"Human Computing for Handling Strong Corruptions in Authenticated Key Exchange"


ABSTRACT   |   Ph.D. Student Shan Chen presents user authentication and key exchange protocols that can tolerate strong corruptions on the client-side. He will define the security model for Human Authenticated Key Exchange (HAKE) protocols and propose two generic protocols based on human-compatible (HC) functions, password-authenticated key exchange (PAKE), commitment, and authenticated encryption. Chen will prove that HAKE protocols can remain secure under reasonable assumptions and will discuss efficient instantiations. He'll also propose a variant where users get help from a small device such as RSA SecurID. This allows implementation of an HC function with stronger security and weakens required assumptions on the PAKE. Overall, this leads to the very efficient HAKE, which can withstand strong corruptions.

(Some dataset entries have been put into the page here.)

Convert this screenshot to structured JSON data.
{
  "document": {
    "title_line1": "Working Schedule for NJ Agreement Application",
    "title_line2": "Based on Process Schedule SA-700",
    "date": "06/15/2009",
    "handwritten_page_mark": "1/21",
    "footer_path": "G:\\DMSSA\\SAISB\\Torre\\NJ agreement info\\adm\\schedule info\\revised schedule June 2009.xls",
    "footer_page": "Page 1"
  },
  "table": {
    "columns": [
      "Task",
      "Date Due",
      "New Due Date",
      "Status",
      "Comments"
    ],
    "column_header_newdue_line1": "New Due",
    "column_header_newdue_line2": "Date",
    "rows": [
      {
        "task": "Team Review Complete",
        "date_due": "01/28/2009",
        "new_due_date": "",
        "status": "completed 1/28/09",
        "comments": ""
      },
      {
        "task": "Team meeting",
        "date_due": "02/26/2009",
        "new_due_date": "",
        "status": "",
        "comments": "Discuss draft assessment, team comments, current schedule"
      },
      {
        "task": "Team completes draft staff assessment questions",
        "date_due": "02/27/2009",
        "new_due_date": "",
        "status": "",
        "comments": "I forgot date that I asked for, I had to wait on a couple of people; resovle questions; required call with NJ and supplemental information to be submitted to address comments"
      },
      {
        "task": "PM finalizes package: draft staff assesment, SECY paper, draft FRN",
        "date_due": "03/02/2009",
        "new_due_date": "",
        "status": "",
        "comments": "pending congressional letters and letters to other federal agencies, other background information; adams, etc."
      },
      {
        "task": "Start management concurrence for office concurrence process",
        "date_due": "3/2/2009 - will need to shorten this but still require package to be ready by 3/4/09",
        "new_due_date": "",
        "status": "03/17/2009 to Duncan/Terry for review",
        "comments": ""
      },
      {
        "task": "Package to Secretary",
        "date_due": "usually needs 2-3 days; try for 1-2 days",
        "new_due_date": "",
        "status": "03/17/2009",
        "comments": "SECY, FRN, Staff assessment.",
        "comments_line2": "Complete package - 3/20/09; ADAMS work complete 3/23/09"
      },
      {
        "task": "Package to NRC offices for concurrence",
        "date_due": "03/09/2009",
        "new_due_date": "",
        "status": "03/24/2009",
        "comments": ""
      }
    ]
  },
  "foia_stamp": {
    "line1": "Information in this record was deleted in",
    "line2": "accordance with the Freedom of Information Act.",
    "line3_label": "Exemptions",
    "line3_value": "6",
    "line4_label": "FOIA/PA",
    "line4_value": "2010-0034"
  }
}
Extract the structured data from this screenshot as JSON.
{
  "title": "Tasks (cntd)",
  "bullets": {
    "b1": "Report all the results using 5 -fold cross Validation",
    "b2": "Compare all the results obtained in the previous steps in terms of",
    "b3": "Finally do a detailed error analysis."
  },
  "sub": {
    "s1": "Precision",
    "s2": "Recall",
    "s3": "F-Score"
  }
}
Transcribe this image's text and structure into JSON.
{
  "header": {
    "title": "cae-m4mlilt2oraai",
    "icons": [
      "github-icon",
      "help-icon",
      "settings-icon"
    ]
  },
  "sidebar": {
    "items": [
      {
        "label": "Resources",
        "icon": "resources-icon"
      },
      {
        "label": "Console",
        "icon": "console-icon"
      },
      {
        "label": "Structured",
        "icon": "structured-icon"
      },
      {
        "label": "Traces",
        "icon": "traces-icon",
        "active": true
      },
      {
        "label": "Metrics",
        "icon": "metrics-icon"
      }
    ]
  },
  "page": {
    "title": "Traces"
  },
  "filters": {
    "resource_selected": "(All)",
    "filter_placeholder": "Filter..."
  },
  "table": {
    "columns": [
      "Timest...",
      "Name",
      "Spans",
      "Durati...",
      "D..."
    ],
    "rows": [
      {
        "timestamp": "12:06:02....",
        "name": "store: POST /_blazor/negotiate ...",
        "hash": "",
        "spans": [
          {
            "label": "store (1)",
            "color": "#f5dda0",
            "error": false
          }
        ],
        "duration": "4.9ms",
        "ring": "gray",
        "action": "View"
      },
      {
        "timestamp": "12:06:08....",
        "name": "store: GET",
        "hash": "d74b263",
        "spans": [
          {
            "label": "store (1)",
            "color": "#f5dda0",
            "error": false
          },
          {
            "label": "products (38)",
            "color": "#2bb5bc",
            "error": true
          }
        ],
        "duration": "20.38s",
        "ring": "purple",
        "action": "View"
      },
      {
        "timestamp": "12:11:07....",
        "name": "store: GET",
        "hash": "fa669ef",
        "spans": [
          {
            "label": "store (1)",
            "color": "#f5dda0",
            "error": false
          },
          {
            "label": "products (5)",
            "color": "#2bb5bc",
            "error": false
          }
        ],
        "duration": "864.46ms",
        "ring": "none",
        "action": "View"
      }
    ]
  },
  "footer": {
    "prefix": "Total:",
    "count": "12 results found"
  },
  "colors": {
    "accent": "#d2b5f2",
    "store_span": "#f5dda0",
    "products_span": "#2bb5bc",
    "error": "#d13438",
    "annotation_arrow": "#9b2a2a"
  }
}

BIO   |   Shan Chen is a Ph.D. student in the School of Computer Science at the Georgia Institute of Technology. His research interests are in the areas of cryptography and applied cryptography.



Additional Information

In Campus Calendar

College of Computing, College of Computing Events, Institute for Information Security and Privacy, School of Computational Science and Engineering, School of Computer Science, School of Interactive Computing

Invited Audience
Faculty/Staff, Public, Undergraduate students, Graduate students
  • Created By: Tara La Bouff
  • Workflow Status: Published
  • Created On: Feb 28, 2017 - 5:15pm
  • Last Updated: Apr 13, 2017 - 5:12pm